# AIM OF THE TASK:
Report only the number of lines in the records that contain the word "icon".

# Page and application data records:
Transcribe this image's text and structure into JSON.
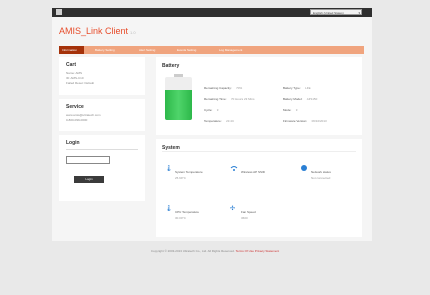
{
  "language_select": {
    "value": "English (United States)"
  },
  "header": {
    "title": "AMIS_Link Client",
    "version": "1.0"
  },
  "tabs": [
    {
      "label": "Information"
    },
    {
      "label": "Battery Setting"
    },
    {
      "label": "Alert Setting"
    },
    {
      "label": "Events Setting"
    },
    {
      "label": "Log Management"
    }
  ],
  "cart": {
    "title": "Cart",
    "lines": [
      "Name: AMS",
      "ID: AMS-C10",
      "Failed Reset: Default"
    ]
  },
  "service": {
    "title": "Service",
    "lines": [
      "www.amis@ultratech.com",
      "0-800-099-0000"
    ]
  },
  "login": {
    "title": "Login",
    "button": "Login"
  },
  "battery": {
    "title": "Battery",
    "level_percent": 70,
    "color": "#2db84a",
    "fields": [
      {
        "label": "Remaining Capacity:",
        "value": "70%"
      },
      {
        "label": "Remaining Time:",
        "value": "70 Hours 23 Mins"
      },
      {
        "label": "Cycle:",
        "value": "3"
      },
      {
        "label": "Temperature:",
        "value": "23.4C"
      }
    ],
    "fields_right": [
      {
        "label": "Battery Type:",
        "value": "LFE"
      },
      {
        "label": "Battery Model:",
        "value": "AP1150"
      },
      {
        "label": "Mode:",
        "value": "3"
      },
      {
        "label": "Firmware Version:",
        "value": "06/10/2013"
      }
    ]
  },
  "system": {
    "title": "System",
    "items": [
      {
        "icon": "thermometer-icon",
        "label": "System Temperature",
        "value": "25.99°C"
      },
      {
        "icon": "wifi-icon",
        "label": "Wireless AP SSID",
        "value": ""
      },
      {
        "icon": "network-icon",
        "label": "Network status",
        "value": "Not connected"
      },
      {
        "icon": "thermometer-icon",
        "label": "CPU Temperature",
        "value": "30.00°C"
      },
      {
        "icon": "fan-icon",
        "label": "Fan Speed",
        "value": "3600"
      }
    ]
  },
  "footer": {
    "text": "Copyright © 2003-2013 Ultratech Co., Ltd. All Rights Reserved.",
    "links": "Terms Of Use  Privacy Statement"
  }
}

# ANSWER SECTION:
5